Experience-Focused 3L Year Could Help New Lawyers in Their Careers
The Young Lawyer Editorial Board of The American Lawyer recently called out a growing disconnect between the skills and training law students are receiving and the tasks new lawyers are asked to complete in practice.
For example, new lawyers today are often asked to manage both teams and deadline schedules. They are expected to be financially and technologically literate and also constantly networking. New lawyers also expected to take the lead on important documents and matters early in their careers. However, the Board argues that today’s typical law school curriculum does not always cover all these important areas.
(Our Foundations for Practice study, which surveyed 24,000 lawyers across the country, also found the following skills necessary for new lawyers upon entering the profession: working cooperatively and collaboratively as a team; learning and using relevant technologies correctly; documenting and organizing a case; and drafting pleadings, motions, and briefs. However, understanding accounting and financial principles/arrangements was identified as an advantageous skill new lawyers can learn over time).
The Board recommends some changes at the law school level to help fill these knowledge and experience gaps. In direct opposition to calls to eliminate the third year of law school, the Board calls for schools to make the 3L year more meaningful by increasing the amount of group work and clinical experiences. Some of its recommendations for the third year include more collaborative clinic experiences; required practical skills classes, such as accounting and software training; grades that are earned in part by demonstrating group work; and an emphasis on mentorship in law school and beyond. It acknowledges some schools that are already making progress in these areas.
And, there are more ways that new lawyers can help themselves meet employer expectations as they begin their careers. The Board encourages new lawyers to make mindful employment decisions in the first few years of their careers so that they are learning the practical skills they need to land their dream job. New lawyers should also choose CLEs and other classes based on the skills and knowledge they will learn, not the convenience of the class’ hours or location. Finding a mentor and opportunities to shadow more senior coworkers are also key to a new lawyer’s success.

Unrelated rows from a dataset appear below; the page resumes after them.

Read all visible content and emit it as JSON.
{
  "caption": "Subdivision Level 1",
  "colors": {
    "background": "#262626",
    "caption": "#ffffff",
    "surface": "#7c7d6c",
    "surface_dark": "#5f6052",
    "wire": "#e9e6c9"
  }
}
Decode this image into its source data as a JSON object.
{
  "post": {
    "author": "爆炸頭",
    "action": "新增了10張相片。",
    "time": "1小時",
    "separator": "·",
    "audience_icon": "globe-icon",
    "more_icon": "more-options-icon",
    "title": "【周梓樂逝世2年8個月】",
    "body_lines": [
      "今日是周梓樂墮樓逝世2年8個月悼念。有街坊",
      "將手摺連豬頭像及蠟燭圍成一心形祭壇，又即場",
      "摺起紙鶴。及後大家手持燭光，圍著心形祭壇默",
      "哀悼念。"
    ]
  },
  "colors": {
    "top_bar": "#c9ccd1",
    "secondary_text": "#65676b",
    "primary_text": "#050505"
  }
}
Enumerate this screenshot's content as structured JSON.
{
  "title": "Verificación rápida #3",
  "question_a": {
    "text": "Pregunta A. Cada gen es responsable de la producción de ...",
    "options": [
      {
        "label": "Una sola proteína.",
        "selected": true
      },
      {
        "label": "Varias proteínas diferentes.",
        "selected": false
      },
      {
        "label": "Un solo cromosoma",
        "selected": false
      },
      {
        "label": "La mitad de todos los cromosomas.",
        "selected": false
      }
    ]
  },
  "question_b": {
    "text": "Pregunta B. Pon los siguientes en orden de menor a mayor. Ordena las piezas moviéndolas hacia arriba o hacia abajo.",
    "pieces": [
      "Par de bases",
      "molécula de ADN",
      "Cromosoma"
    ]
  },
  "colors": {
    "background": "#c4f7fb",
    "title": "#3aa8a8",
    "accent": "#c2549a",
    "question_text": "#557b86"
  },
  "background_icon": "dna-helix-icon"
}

Heather Buchanan is a second-year law student at the University of Colorado Law School and contributes to IAALS Online. Please direct inquiries about this post to email@example.com.